For those willing to brave the cold -- or for those in Florida -- it's expected to be a show well-worth the extra layers.
"With August's Perseids obscured by bright moonlight, the Geminids will be the best shower this year," NASA astronomer Bill Cooke said in a news release. "The thin, waning crescent Moon won't spoil the show."
The ideal viewing time will last from 7:30 p.m. on Wednesday until the dawn on Thursday morning. The meat of the viewing window will feature the highest concentration of shooting stars.

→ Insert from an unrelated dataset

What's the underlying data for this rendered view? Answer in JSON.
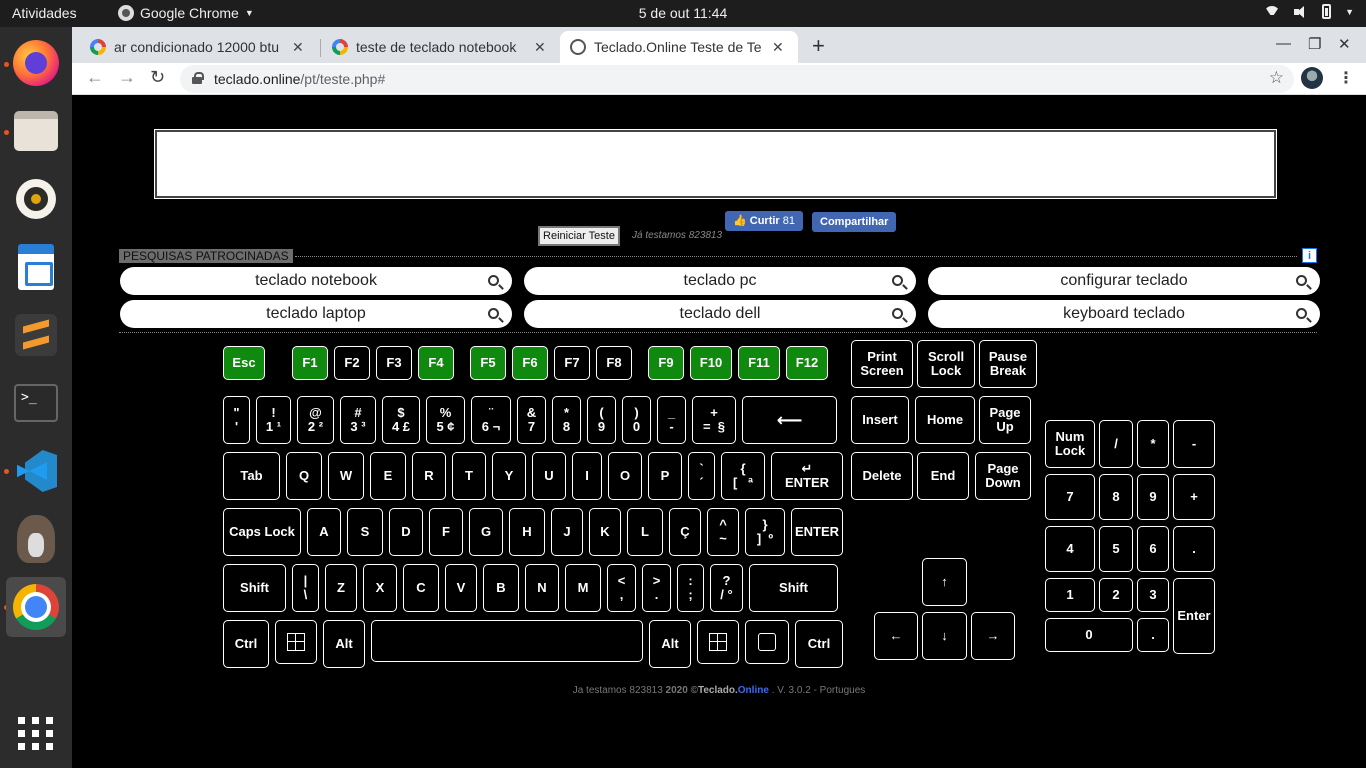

Most meteor showers happen when Earth's orbit passes through a trail of rocky debris left behind by a comet. As the cometary debris burns up in the atmosphere, fiery trails streak across the sky.
But the Geminids are unique. They're created by the collision between Earth's atmosphere and debris deposited by an unusual object known as 3200 Phaethon.
"Phaethon's nature is debated," said Cooke. "It's either a near-Earth asteroid or an extinct comet, sometimes called a rock comet."
The Geminids are named for the constellation Gemini, from which the shooting stars appear to originate.
If it's too cold or cloudy to see the meteor shower from where you live, uStream will live stream the Geminids tonight.